I finally watched M.I.A.'s 'Born Free' video clip tonight, having already had a moment of disbelief in response to somebody else's reaction to a description of it. US 'soldier' figures are depicted breaking into houses, beating people up, rounding up redheads and driving them into the desert where they are forced to run away, and shot down by the truck driving alongside them. A boy is shot in the head at point blank range, another young man's body explodes as he runs into a grenade.
They round up redheads in a kind of genocide. How horrible! Well.. yes. It's horrible, as genocide tends to be. It's confronting, but it's tame, and I'm glad that it exists and has been the centre of such controversy. I do wonder, though, how people are still able to take it at face value and consider it a statement against redheads.
'Redheads? That's horrible! That's.. that's so awful! How ridiculous.'
'.. I think it's making a broader political statement than that.'
Having unintentionally missed all but the last day of the German Film Festival, I went with D to see Storm on what was a deliciously dreary Sunday afternoon, and crossed to the wrong side of the river for the pleasure. Apart from the handful of girls accompanied by parents/grandparents, I was the probably the youngest there by oh, 20-30 years, and felt it accutely. South Yarra makes me feel so uncomfortable in my own skin. There's a palpable difference that side of town, which I can't properly articulate, but which is uncomfortable enough to keep me away as much as possible.
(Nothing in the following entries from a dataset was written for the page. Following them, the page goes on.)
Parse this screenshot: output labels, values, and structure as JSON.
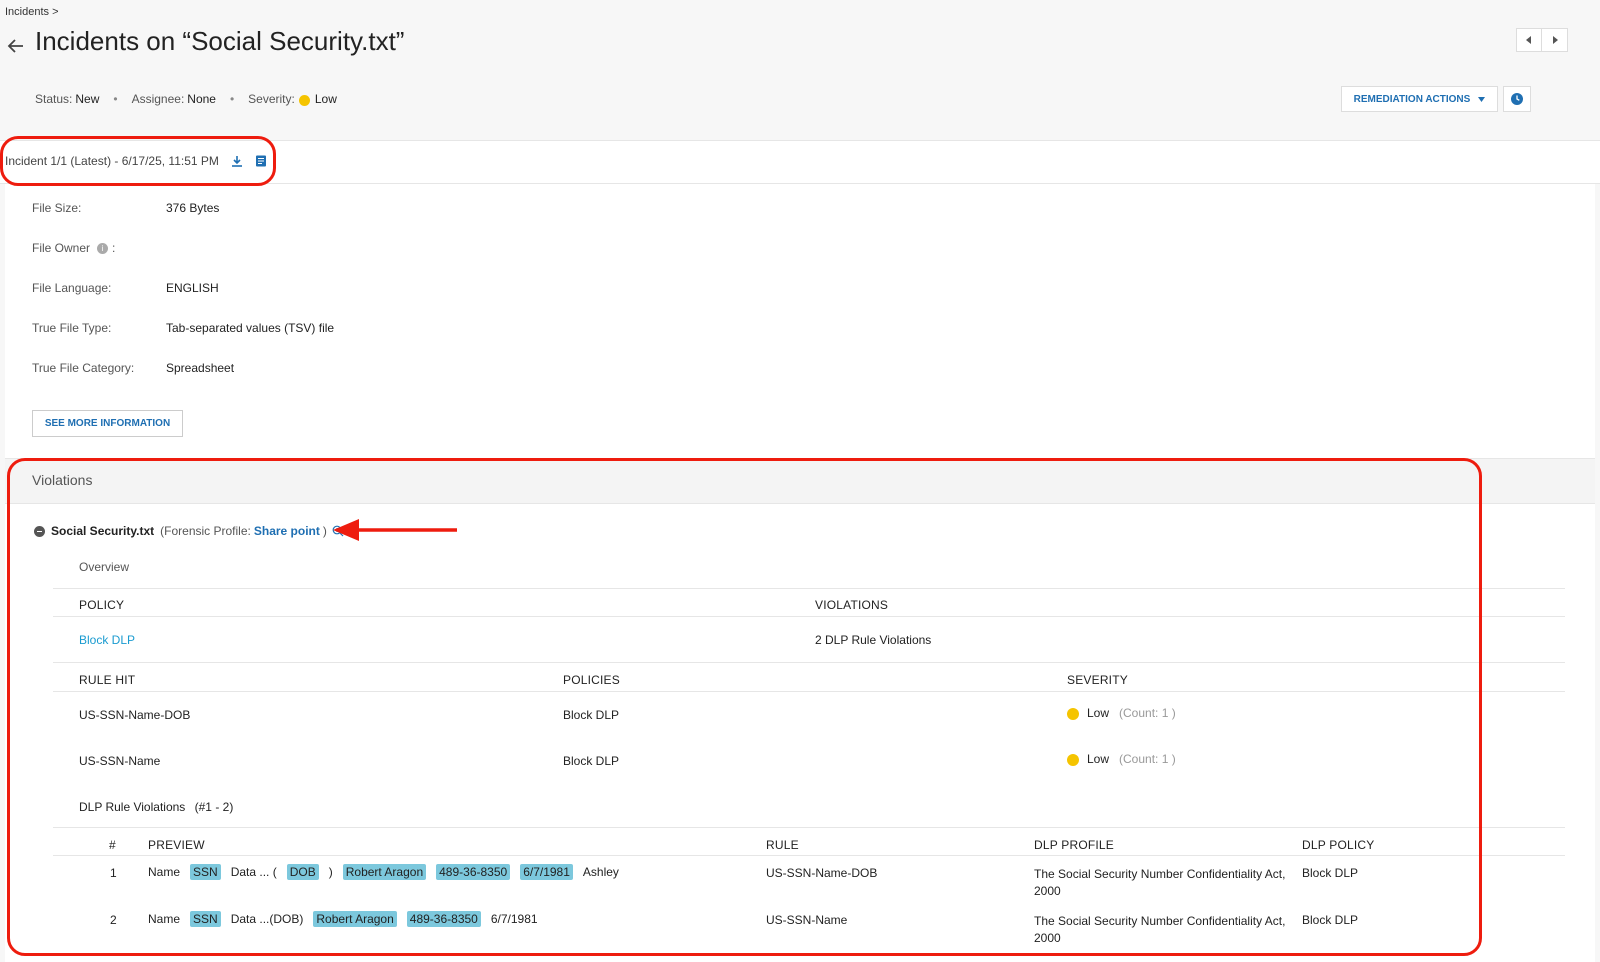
{
  "breadcrumb": "Incidents >",
  "page_title": "Incidents on “Social Security.txt”",
  "meta": {
    "status_label": "Status:",
    "status_value": "New",
    "assignee_label": "Assignee:",
    "assignee_value": "None",
    "severity_label": "Severity:",
    "severity_value": "Low",
    "separator": "•"
  },
  "remediation_label": "REMEDIATION ACTIONS",
  "incident_label": "Incident 1/1 (Latest) - 6/17/25, 11:51 PM",
  "file_info": [
    {
      "label": "File Size:",
      "value": "376 Bytes"
    },
    {
      "label": "File Owner",
      "value": ""
    },
    {
      "label": "File Language:",
      "value": "ENGLISH"
    },
    {
      "label": "True File Type:",
      "value": "Tab-separated values (TSV) file"
    },
    {
      "label": "True File Category:",
      "value": "Spreadsheet"
    }
  ],
  "file_owner_suffix": ":",
  "see_more": "SEE MORE INFORMATION",
  "violations_title": "Violations",
  "file_entry": {
    "name": "Social Security.txt",
    "profile_prefix": "(Forensic Profile:",
    "profile_link": "Share point",
    "profile_suffix": ")"
  },
  "overview": "Overview",
  "policy_table": {
    "headers": [
      "POLICY",
      "VIOLATIONS"
    ],
    "policy": "Block DLP",
    "violations": "2 DLP Rule Violations"
  },
  "rule_table": {
    "headers": [
      "RULE HIT",
      "POLICIES",
      "SEVERITY"
    ],
    "rows": [
      {
        "rule": "US-SSN-Name-DOB",
        "policy": "Block DLP",
        "severity": "Low",
        "count": "(Count: 1 )"
      },
      {
        "rule": "US-SSN-Name",
        "policy": "Block DLP",
        "severity": "Low",
        "count": "(Count: 1 )"
      }
    ]
  },
  "dlp_section": {
    "title": "DLP Rule Violations",
    "range": "(#1 - 2)"
  },
  "dlp_table": {
    "headers": [
      "#",
      "PREVIEW",
      "RULE",
      "DLP PROFILE",
      "DLP POLICY"
    ],
    "rows": [
      {
        "num": "1",
        "preview": [
          {
            "t": "Name",
            "hl": false
          },
          {
            "t": "SSN",
            "hl": true
          },
          {
            "t": "Data ... (",
            "hl": false
          },
          {
            "t": "DOB",
            "hl": true
          },
          {
            "t": ")",
            "hl": false
          },
          {
            "t": "Robert Aragon",
            "hl": true
          },
          {
            "t": "489-36-8350",
            "hl": true
          },
          {
            "t": "6/7/1981",
            "hl": true
          },
          {
            "t": "Ashley",
            "hl": false
          }
        ],
        "rule": "US-SSN-Name-DOB",
        "profile_l1": "The Social Security Number Confidentiality Act,",
        "profile_l2": "2000",
        "policy": "Block DLP"
      },
      {
        "num": "2",
        "preview": [
          {
            "t": "Name",
            "hl": false
          },
          {
            "t": "SSN",
            "hl": true
          },
          {
            "t": "Data ...(DOB)",
            "hl": false
          },
          {
            "t": "Robert Aragon",
            "hl": true
          },
          {
            "t": "489-36-8350",
            "hl": true
          },
          {
            "t": "6/7/1981",
            "hl": false
          }
        ],
        "rule": "US-SSN-Name",
        "profile_l1": "The Social Security Number Confidentiality Act,",
        "profile_l2": "2000",
        "policy": "Block DLP"
      }
    ]
  },
  "colors": {
    "accent": "#1f6fb2",
    "link": "#1a9bd0",
    "highlight": "#7cc8dd",
    "severity_low": "#f5c400",
    "annotation": "#ee1c0e"
  }
}
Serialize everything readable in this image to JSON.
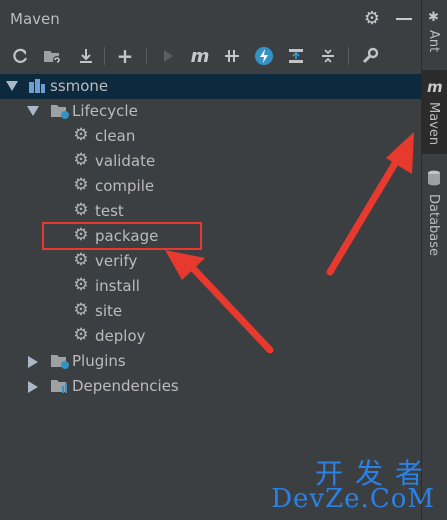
{
  "panel": {
    "title": "Maven",
    "toolbar": [
      "reload-icon",
      "add-folder-icon",
      "download-icon",
      "plus-icon",
      "run-icon",
      "maven-m-icon",
      "skip-tests-icon",
      "lightning-icon",
      "show-dependencies-icon",
      "collapse-all-icon",
      "wrench-icon"
    ]
  },
  "tree": {
    "project": "ssmone",
    "lifecycle": "Lifecycle",
    "goals": [
      "clean",
      "validate",
      "compile",
      "test",
      "package",
      "verify",
      "install",
      "site",
      "deploy"
    ],
    "plugins": "Plugins",
    "dependencies": "Dependencies"
  },
  "sidebar": {
    "tabs": [
      "Ant",
      "Maven",
      "Database"
    ]
  },
  "watermark": {
    "top": "开发者",
    "bottom": "DevZe.CoM"
  },
  "colors": {
    "background": "#3c3f41",
    "selection": "#0d293e",
    "highlight": "#e8392e",
    "watermark": "#2b82e6"
  }
}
The movie highlighted the usual disconcerting themes of justice vs. the law, which are particularly salient in cases of such gravity and abhorrence. What is fair, right and just, and what is the legal outcome? What are the options when political motivations and potential consequences have to be considered in choosing how and whether to prosecute? What should be done when properly prosecuting a case will lead to political upheaval and potentially reignite newly dormant conflict? What if justice in one case leads to catastrophe elsewhere
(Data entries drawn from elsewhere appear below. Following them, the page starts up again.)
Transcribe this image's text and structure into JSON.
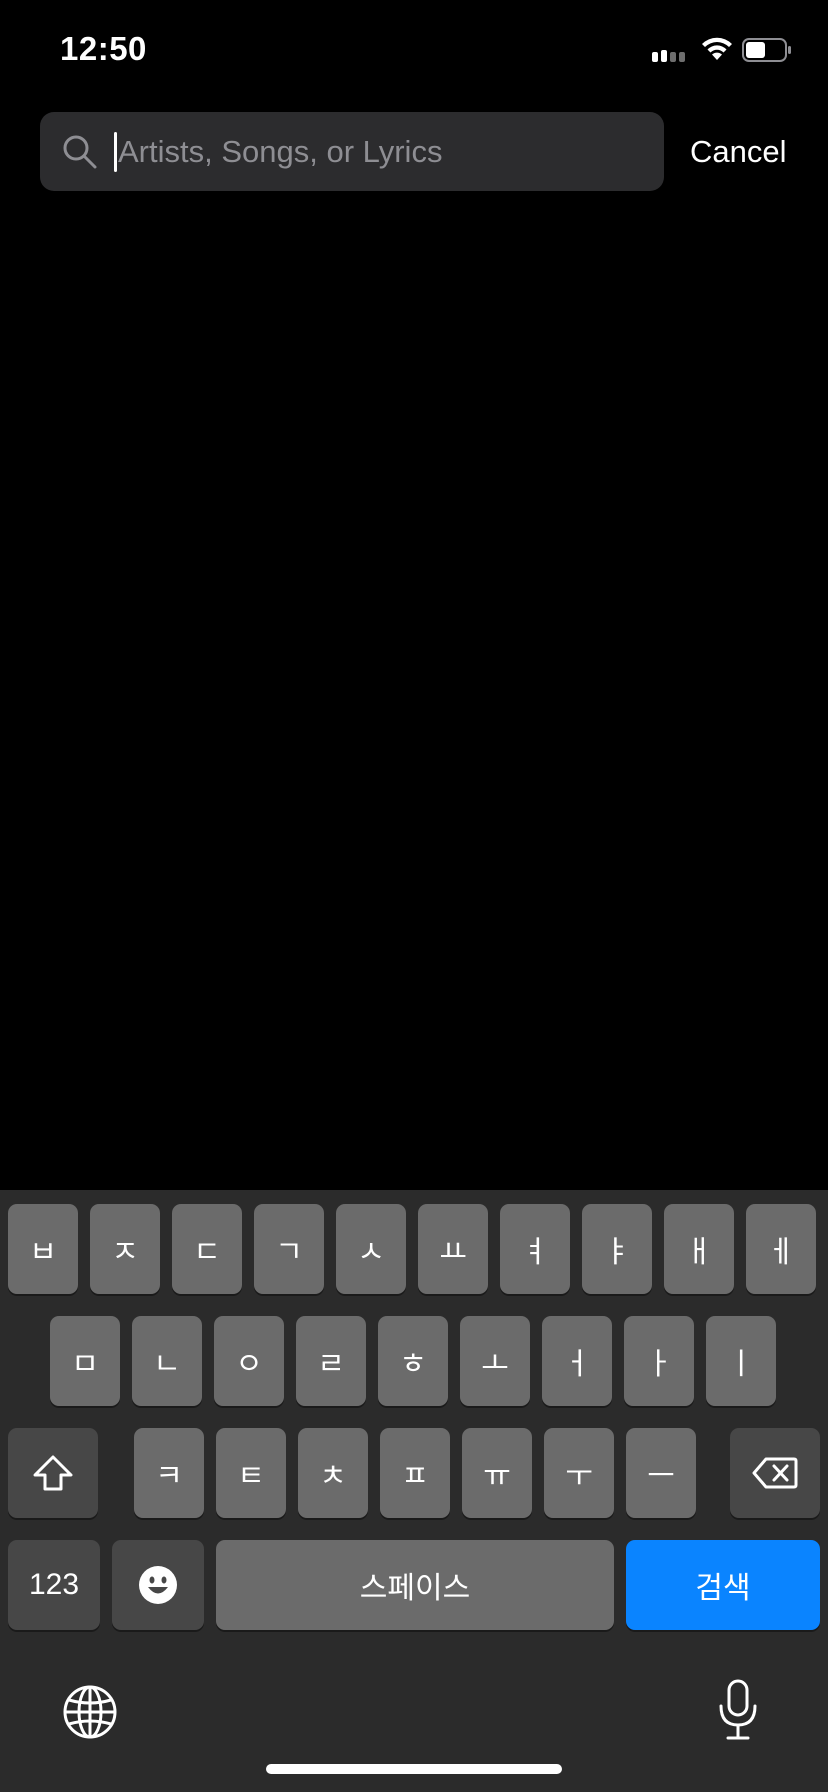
{
  "status_bar": {
    "time": "12:50",
    "battery_level": 0.5
  },
  "search": {
    "placeholder": "Artists, Songs, or Lyrics",
    "value": "",
    "cancel_label": "Cancel"
  },
  "keyboard": {
    "row1": [
      "ㅂ",
      "ㅈ",
      "ㄷ",
      "ㄱ",
      "ㅅ",
      "ㅛ",
      "ㅕ",
      "ㅑ",
      "ㅐ",
      "ㅔ"
    ],
    "row2": [
      "ㅁ",
      "ㄴ",
      "ㅇ",
      "ㄹ",
      "ㅎ",
      "ㅗ",
      "ㅓ",
      "ㅏ",
      "ㅣ"
    ],
    "row3": [
      "ㅋ",
      "ㅌ",
      "ㅊ",
      "ㅍ",
      "ㅠ",
      "ㅜ",
      "ㅡ"
    ],
    "numbers_label": "123",
    "space_label": "스페이스",
    "search_label": "검색",
    "accent_color": "#0a84ff"
  },
  "icons": {
    "search": "search-icon",
    "shift": "shift-icon",
    "delete": "delete-icon",
    "emoji": "emoji-icon",
    "globe": "globe-icon",
    "mic": "microphone-icon"
  }
}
Perhaps the deal swindling in international criminal tribunals is more shocking due to the acts it deals with, or more visible for the same reason. A witness's story uncovers a rape camp that had been established at a hotel in Srpsca during the Yugoslav war, but the court is unwilling to hear this testimony due to time constraints and the witness having been found midway through the defendant's hearing. The defence and prosecution counsel do a deal, as I imagine often happens; a reduced sentence in exchange for some tesimony or other.
It's a brilliant film that has been considered by an ICTY prosecution lawyer to be an accurate representation of the process that goes on in The Hague at the ICTY, (as mentioned in the pre-screening talk). While obviously dramatised, the film is suspenseful and challenging without being dramatic or remotely sensationalist. It's difficult to watch, as, I would argue, the best films are.